Prior to the Oya System becoming part of the Perry Line, a Xi’An settlement was established on Oya III. The Xi’An colonizers vacated the system once a jump into Human-controlled space was discovered, though many vowed that they would return once it was safe to do so.
Through negotiations, the Xi’An remained resolute that Oya III’s settlement must stay in Xi’An hands, which entitled them to the entire system. Their hardline stance stalled and almost tabled the entire deal because Humans were equally eager to claim Oya.
Oya was the only system in the deal that was full of resources and currently habitable. Imperator Toi was adamant that the UEE receive it. While Coen suggested Virtus as an alternate because it was also rich in resources, the expanding red giant star at its center meant Human life was not a long-term possibility for the system. It was deemed an unworthy substitute.
Worried that all his hard work would be for naught, Ambassador Coen crafted an unusual solution to the problem. Coen knew Imperator Toi would reject any idea that involved giving up Oya, so Coen carefully laid out a plan he hoped would work, which came to be known as the Coen Compromise.
Under the compromise, the UEE would be given control of the Oya System, including Oya III. However, the previously established settlement would officially fall under Xi’An control, making it the only slice of sovereign alien land within the UEE. Imperator Toi was less than thrilled about the idea, but agreed to it. Eventually, the hardliners within the Xi’An delegation did too.
Following days of intense negotiations to nail down the details of the Coen Compromise, the proposal was agreed to by both parties. Virtus, Pallas, Hadur and Indra would become part of the Xi’An Empire, while Tohil, Oya, Gurzil and Horus would be integrated into the UEE. With the systems finally sorted the delegates then returned to their respective governments for official authorization.
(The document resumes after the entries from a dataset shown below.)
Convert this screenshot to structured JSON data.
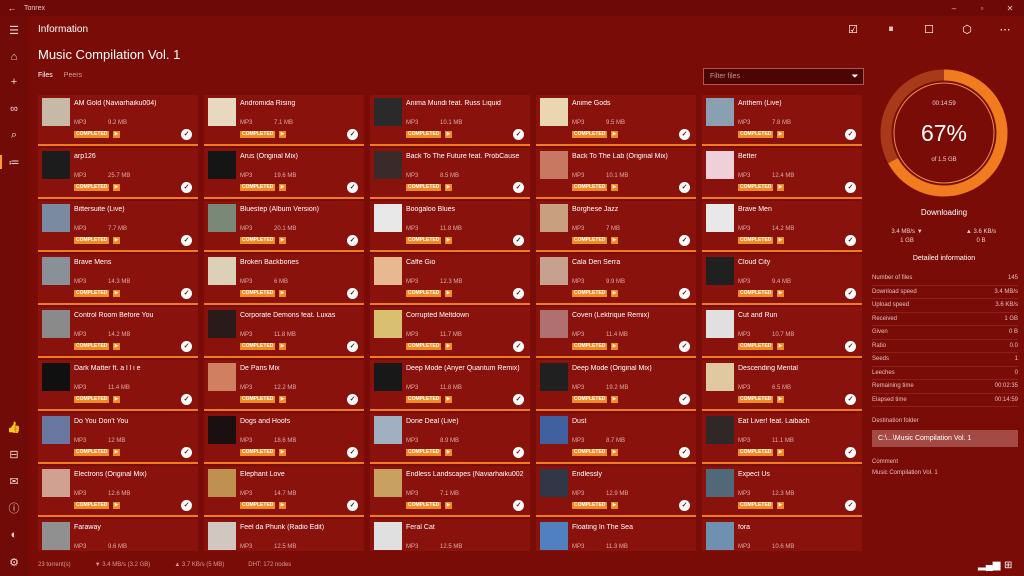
{
  "app": {
    "name": "Tonrex"
  },
  "header": {
    "title": "Information"
  },
  "page": {
    "title": "Music Compilation Vol. 1"
  },
  "tabs": [
    {
      "label": "Files"
    },
    {
      "label": "Peers"
    }
  ],
  "filter": {
    "placeholder": "Filter files"
  },
  "badge_label": "COMPLETED",
  "colors": {
    "background": "#7a0c08",
    "card": "#8a120d",
    "accent": "#f07c1f"
  },
  "files": [
    {
      "name": "AM Gold (Naviarhaiku004)",
      "type": "MP3",
      "size": "9.2 MB"
    },
    {
      "name": "Andromida Rising",
      "type": "MP3",
      "size": "7.1 MB"
    },
    {
      "name": "Anima Mundi feat. Russ Liquid",
      "type": "MP3",
      "size": "10.1 MB"
    },
    {
      "name": "Anime Gods",
      "type": "MP3",
      "size": "9.5 MB"
    },
    {
      "name": "Anthem (Live)",
      "type": "MP3",
      "size": "7.8 MB"
    },
    {
      "name": "arp126",
      "type": "MP3",
      "size": "25.7 MB"
    },
    {
      "name": "Arus (Original Mix)",
      "type": "MP3",
      "size": "19.6 MB"
    },
    {
      "name": "Back To The Future feat. ProbCause",
      "type": "MP3",
      "size": "8.5 MB"
    },
    {
      "name": "Back To The Lab (Original Mix)",
      "type": "MP3",
      "size": "10.1 MB"
    },
    {
      "name": "Better",
      "type": "MP3",
      "size": "12.4 MB"
    },
    {
      "name": "Bittersuite (Live)",
      "type": "MP3",
      "size": "7.7 MB"
    },
    {
      "name": "Bluestep (Album Version)",
      "type": "MP3",
      "size": "20.1 MB"
    },
    {
      "name": "Boogaloo Blues",
      "type": "MP3",
      "size": "11.8 MB"
    },
    {
      "name": "Borghese Jazz",
      "type": "MP3",
      "size": "7 MB"
    },
    {
      "name": "Brave Men",
      "type": "MP3",
      "size": "14.2 MB"
    },
    {
      "name": "Brave Mens",
      "type": "MP3",
      "size": "14.3 MB"
    },
    {
      "name": "Broken Backbones",
      "type": "MP3",
      "size": "6 MB"
    },
    {
      "name": "Caffe Gio",
      "type": "MP3",
      "size": "12.3 MB"
    },
    {
      "name": "Cala Den Serra",
      "type": "MP3",
      "size": "9.9 MB"
    },
    {
      "name": "Cloud City",
      "type": "MP3",
      "size": "9.4 MB"
    },
    {
      "name": "Control Room Before You",
      "type": "MP3",
      "size": "14.2 MB"
    },
    {
      "name": "Corporate Demons feat. Luxas",
      "type": "MP3",
      "size": "11.8 MB"
    },
    {
      "name": "Corrupted Meltdown",
      "type": "MP3",
      "size": "11.7 MB"
    },
    {
      "name": "Coven (Lektrique Remix)",
      "type": "MP3",
      "size": "11.4 MB"
    },
    {
      "name": "Cut and Run",
      "type": "MP3",
      "size": "10.7 MB"
    },
    {
      "name": "Dark Matter ft. a l l i e",
      "type": "MP3",
      "size": "11.4 MB"
    },
    {
      "name": "De Paris Mix",
      "type": "MP3",
      "size": "12.2 MB"
    },
    {
      "name": "Deep Mode (Anyer Quantum Remix)",
      "type": "MP3",
      "size": "11.8 MB"
    },
    {
      "name": "Deep Mode (Original Mix)",
      "type": "MP3",
      "size": "19.2 MB"
    },
    {
      "name": "Descending Mental",
      "type": "MP3",
      "size": "6.5 MB"
    },
    {
      "name": "Do You Don't You",
      "type": "MP3",
      "size": "12 MB"
    },
    {
      "name": "Dogs and Hoofs",
      "type": "MP3",
      "size": "18.6 MB"
    },
    {
      "name": "Done Deal (Live)",
      "type": "MP3",
      "size": "8.9 MB"
    },
    {
      "name": "Dust",
      "type": "MP3",
      "size": "8.7 MB"
    },
    {
      "name": "Eat Liver! feat. Laibach",
      "type": "MP3",
      "size": "11.1 MB"
    },
    {
      "name": "Electrons (Original Mix)",
      "type": "MP3",
      "size": "12.6 MB"
    },
    {
      "name": "Elephant Love",
      "type": "MP3",
      "size": "14.7 MB"
    },
    {
      "name": "Endless Landscapes (Naviarhaiku002)",
      "type": "MP3",
      "size": "7.1 MB"
    },
    {
      "name": "Endlessly",
      "type": "MP3",
      "size": "12.9 MB"
    },
    {
      "name": "Expect Us",
      "type": "MP3",
      "size": "12.3 MB"
    },
    {
      "name": "Faraway",
      "type": "MP3",
      "size": "9.6 MB"
    },
    {
      "name": "Feel da Phunk (Radio Edit)",
      "type": "MP3",
      "size": "12.5 MB"
    },
    {
      "name": "Feral Cat",
      "type": "MP3",
      "size": "12.5 MB"
    },
    {
      "name": "Floating In The Sea",
      "type": "MP3",
      "size": "11.3 MB"
    },
    {
      "name": "fora",
      "type": "MP3",
      "size": "10.6 MB"
    }
  ],
  "thumb_colors": [
    "#c8b8a8",
    "#e8d8c0",
    "#2a2a2a",
    "#ead6b0",
    "#8aa0b0",
    "#1c1c1c",
    "#151515",
    "#3a2a2a",
    "#c87860",
    "#f0d0d8",
    "#7a8aa0",
    "#7a8878",
    "#e8e8e8",
    "#c8a080",
    "#e8e8e8",
    "#8a9098",
    "#ddd0b8",
    "#e8b890",
    "#c8a090",
    "#202020",
    "#8a8a8a",
    "#2a1a1a",
    "#d8c070",
    "#b07070",
    "#e0e0e0",
    "#101010",
    "#d08060",
    "#181818",
    "#202020",
    "#e0c8a0",
    "#6878a0",
    "#1a1010",
    "#a0b0c0",
    "#4060a0",
    "#302828",
    "#d0a090",
    "#c09050",
    "#c8a060",
    "#303848",
    "#506878",
    "#909090",
    "#d0c8c0",
    "#e0e0e0",
    "#5080c0",
    "#7090b0"
  ],
  "stats": {
    "elapsed": "00:14:59",
    "percent": "67%",
    "progress": 0.67,
    "of_size": "of 1.5 GB",
    "status": "Downloading",
    "down_speed": "3.4 MB/s ▼",
    "down_total": "1 GB",
    "up_speed": "▲ 3.6 KB/s",
    "up_total": "0 B"
  },
  "details_title": "Detailed information",
  "details": [
    {
      "label": "Number of files",
      "value": "145"
    },
    {
      "label": "Download speed",
      "value": "3.4 MB/s"
    },
    {
      "label": "Upload speed",
      "value": "3.6 KB/s"
    },
    {
      "label": "Received",
      "value": "1 GB"
    },
    {
      "label": "Given",
      "value": "0 B"
    },
    {
      "label": "Ratio",
      "value": "0.0"
    },
    {
      "label": "Seeds",
      "value": "1"
    },
    {
      "label": "Leeches",
      "value": "0"
    },
    {
      "label": "Remaining time",
      "value": "00:02:35"
    },
    {
      "label": "Elapsed time",
      "value": "00:14:59"
    }
  ],
  "destination": {
    "label": "Destination folder",
    "value": "C:\\...\\Music Compilation Vol. 1"
  },
  "comment": {
    "label": "Comment",
    "value": "Music Compilation Vol. 1"
  },
  "statusbar": {
    "torrents": "23 torrent(s)",
    "down": "▼ 3.4 MB/s (3.2 GB)",
    "up": "▲ 3.7 KB/s (5 MB)",
    "dht": "DHT: 172 nodes"
  }
}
On this day, July 5th, 2793, the Perry Line pact was ratified and signed by both sides, officially bringing to end the cold war and birthing a new diplomatic era between the UEE and the Xi’An Empire, one that has stayed strong through today.